McLean, VA (written by Judy Keen/USA Today) -- When Maplesville, Ala., opened a community storm shelter in 2007, some residents complained that it was a waste of money, says town clerk Sheila Haigler.
That changed in April 2011 when a tornado leveled nearby Tuscaloosa. When another tornado raked across Maplesville this January, more than 100 people in the town of 705 "just swarmed in there" to ride out the storm, Haigler says. "People have come to respect the weather."
Hurricane Katrina in 2005 and recent deadly tornadoes have helped spawn a boom in the construction of community shelters, also known as safe rooms. Unlike small home storm cellars, they're designed to take in large numbers of people.
The Alabama Emergency Management Agency is processing about 250 applications for community safe rooms to accommodate 40 to 350 people, says spokeswoman Yasamie August.
Mississippi made community shelters a priority after Katrina, says Greg Flynn of the state's Emergency Management Agency. Since then, 38 community safe rooms with space for 29,400 people have been built. The 26 now under construction will accommodate 15,200 more.
Missouri's State Emergency Management Agency has helped oversee construction of 55 safe rooms built since 2005, says spokesman Mike O'Connell. Thirteen more are under construction, and 24 are awaiting approval.
The U.S. Department of Housing and Urban Development and the Federal Emergency Management Agency encourage community shelters by awarding grants to help pay for them. Since 1999, FEMA has helped fund 1,334 community safe rooms in 20 states, including 235 in 2011, up from 124 in 2010.
The city of Chicago is seeking bids for stand-alone tornado shelters at O'Hare and Midway international airports. Jefferson County, Ala., plans to build five that each will hold 62 to 250 people. Voters in Joplin, Mo., hit hard by a May 2011 tornado, approved a $62 million bond issue in April for safe rooms at five schools.
On Monday, a 10,000-square-foot safe room that can shelter 882 people will open in Forrest County, Miss. Its goal, says Kara Drane of the county planning department: "Protect the public during disasters and prevent the future loss of life."
Sanctuary for hundreds
Tuttle, Okla., is building a $3 million City Hall that includes a windowless shelter for 985 people that also will be used as city council chambers and recreation room.
"There has been a strong interest in getting a community storm shelter" since a 1999 tornado, says Tim Young, city manager in the town of 6,000. Construction won't be complete until fall, he says, but during recent storms, "people called and asked, 'Can we use it yet?' "
Brad Erwin, a Springfield, Mo., architect, says most commercial structures are built to withstand 90-mph winds; community shelters often can endure winds of 250 mph. An EF-5 tornado, the most severe, has winds exceeding 200 mph.
The structures must be able to survive debris driven by high winds, Erwin says. New technology, he says, links shelters to warning sirens or radio signals. When a tornado warning is issued, doors automatically unlock, ventilation is turned on and security cameras are activated.

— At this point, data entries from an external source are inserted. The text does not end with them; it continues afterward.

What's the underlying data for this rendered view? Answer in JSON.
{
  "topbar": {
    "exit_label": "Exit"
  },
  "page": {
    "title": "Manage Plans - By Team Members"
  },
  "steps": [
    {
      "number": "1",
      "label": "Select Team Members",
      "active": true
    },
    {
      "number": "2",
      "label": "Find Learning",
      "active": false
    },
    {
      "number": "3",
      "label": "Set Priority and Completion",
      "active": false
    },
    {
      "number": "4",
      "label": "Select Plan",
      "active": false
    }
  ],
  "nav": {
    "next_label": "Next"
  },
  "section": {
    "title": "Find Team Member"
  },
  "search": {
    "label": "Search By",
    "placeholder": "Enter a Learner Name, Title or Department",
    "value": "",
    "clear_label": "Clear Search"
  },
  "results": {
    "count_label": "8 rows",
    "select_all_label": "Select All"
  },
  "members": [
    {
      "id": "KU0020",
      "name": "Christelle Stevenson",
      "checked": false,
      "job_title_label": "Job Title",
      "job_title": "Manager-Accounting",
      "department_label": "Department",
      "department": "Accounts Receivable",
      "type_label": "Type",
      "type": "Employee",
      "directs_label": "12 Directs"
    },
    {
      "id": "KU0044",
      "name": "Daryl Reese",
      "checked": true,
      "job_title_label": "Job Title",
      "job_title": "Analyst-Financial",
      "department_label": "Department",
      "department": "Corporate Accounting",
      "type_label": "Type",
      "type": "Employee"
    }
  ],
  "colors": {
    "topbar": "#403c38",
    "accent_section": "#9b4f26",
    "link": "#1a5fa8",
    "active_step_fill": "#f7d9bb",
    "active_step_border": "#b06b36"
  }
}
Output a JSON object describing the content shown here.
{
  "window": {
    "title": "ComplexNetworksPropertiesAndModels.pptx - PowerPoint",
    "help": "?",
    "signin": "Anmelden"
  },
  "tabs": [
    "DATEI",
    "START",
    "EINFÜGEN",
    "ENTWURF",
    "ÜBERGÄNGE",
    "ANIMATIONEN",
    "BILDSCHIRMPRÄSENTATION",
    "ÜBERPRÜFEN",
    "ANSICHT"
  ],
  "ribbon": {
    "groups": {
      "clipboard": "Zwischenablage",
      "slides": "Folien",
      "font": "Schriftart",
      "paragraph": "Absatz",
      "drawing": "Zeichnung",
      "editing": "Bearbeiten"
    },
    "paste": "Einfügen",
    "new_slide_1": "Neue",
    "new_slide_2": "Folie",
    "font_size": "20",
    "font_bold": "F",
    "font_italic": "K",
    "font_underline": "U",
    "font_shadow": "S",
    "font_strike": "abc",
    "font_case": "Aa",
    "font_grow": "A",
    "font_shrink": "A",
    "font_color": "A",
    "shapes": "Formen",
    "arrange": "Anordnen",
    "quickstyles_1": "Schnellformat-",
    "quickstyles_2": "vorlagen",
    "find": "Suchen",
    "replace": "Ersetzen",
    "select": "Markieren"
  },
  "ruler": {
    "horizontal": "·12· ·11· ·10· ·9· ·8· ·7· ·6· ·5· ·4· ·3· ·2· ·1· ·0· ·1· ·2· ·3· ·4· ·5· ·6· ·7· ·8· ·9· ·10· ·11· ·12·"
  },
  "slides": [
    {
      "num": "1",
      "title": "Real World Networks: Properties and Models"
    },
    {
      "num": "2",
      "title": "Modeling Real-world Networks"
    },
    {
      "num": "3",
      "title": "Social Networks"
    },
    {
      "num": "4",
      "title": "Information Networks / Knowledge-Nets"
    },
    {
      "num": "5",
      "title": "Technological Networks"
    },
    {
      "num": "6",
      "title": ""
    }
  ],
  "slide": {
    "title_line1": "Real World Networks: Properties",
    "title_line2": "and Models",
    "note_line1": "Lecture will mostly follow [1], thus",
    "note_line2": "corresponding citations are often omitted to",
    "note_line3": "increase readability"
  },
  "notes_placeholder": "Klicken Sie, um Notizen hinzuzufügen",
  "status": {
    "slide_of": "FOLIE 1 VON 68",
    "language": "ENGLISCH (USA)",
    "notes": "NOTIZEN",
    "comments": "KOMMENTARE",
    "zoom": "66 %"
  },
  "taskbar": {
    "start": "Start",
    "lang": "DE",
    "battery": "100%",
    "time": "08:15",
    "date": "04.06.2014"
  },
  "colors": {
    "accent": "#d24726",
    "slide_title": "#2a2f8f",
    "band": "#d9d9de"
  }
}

Erwin helped design a community safe room planned for Fair Grove, Mo., that will use that new technology. Once the shelter - which will have room for 1,100 people - is built, it also will be used as an auxiliary gym attached to the middle school, says school Superintendent John Link.

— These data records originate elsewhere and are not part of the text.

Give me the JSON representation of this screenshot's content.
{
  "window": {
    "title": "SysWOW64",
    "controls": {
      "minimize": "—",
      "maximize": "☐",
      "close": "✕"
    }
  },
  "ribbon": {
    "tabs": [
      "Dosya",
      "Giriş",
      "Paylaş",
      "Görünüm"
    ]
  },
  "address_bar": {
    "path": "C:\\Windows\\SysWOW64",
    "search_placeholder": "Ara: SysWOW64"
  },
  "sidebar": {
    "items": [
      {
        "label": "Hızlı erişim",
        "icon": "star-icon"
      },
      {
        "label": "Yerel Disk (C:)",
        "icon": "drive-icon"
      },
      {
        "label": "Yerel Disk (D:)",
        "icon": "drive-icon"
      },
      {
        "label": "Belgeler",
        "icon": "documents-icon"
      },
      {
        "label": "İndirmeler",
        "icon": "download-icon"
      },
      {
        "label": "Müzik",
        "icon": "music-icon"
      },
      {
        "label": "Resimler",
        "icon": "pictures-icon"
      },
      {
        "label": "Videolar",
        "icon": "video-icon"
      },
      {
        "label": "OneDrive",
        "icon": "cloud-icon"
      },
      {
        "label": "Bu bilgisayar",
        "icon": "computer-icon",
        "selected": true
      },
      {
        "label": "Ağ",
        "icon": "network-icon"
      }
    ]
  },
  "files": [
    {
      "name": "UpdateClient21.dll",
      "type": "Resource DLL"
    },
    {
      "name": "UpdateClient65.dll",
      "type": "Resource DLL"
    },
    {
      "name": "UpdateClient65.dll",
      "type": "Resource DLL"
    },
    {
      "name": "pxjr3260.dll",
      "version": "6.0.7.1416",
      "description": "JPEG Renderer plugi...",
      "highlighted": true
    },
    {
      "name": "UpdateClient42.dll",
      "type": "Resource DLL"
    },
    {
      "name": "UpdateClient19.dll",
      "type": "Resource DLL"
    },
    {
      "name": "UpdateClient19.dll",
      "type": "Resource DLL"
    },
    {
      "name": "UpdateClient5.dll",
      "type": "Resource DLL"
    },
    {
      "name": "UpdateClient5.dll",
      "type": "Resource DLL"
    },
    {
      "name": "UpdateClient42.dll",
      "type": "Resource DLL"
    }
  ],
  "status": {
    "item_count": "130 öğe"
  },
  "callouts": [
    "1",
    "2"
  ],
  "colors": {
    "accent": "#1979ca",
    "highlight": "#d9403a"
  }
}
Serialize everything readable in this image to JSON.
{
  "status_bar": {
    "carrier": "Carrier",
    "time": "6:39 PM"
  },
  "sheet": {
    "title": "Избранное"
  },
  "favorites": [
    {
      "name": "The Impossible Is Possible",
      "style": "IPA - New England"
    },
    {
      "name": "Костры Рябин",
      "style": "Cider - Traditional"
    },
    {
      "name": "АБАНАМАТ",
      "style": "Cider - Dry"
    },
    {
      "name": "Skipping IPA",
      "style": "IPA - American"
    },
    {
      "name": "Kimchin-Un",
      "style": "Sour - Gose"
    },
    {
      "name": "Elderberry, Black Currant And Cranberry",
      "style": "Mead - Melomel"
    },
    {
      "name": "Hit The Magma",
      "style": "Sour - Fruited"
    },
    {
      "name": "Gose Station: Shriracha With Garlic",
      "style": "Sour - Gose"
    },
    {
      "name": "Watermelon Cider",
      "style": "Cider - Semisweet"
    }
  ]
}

A wind storm called a derecho hit Fair Grove in 2009, lifting the roof off the high school while 350 students were inside, Link says. This spring, three-quarters of voters in the town of 1,300 supported a bond issue to help pay for the shelter.
"When you have a storm of the magnitude of the one we had, with kids in the building, people understand," he says.
'A good idea'
Even before Branson, Mo., was slammed by a tornado in February, the city was considering building a shelter, says Cindy Shook, parks and recreation director. A final decision hasn't been made, but it would have 7,700 square feet and room for 1,200 people.
"I can't imagine anyone thinking it would not be a good idea," she says.
The new safe room on the campus of Plainview School in Rainsville, Ala., has been finished for a couple of months. In April 2011, a tornado blasted through the K-12 school when no students were inside, says Principal Ronald Bell.
The new shelter was built for 650 people, but in drills, all 1,050 students fit inside, he says. Its foundation is sunk 5 feet below ground, and its eight modules are welded to the foundation and to each other.
"I used to feel good about asking students to go out in the hallways and put a book over their heads" when bad weather was approaching, he says. Now, it's "an even better feeling" to know that the shelter is there when it's needed.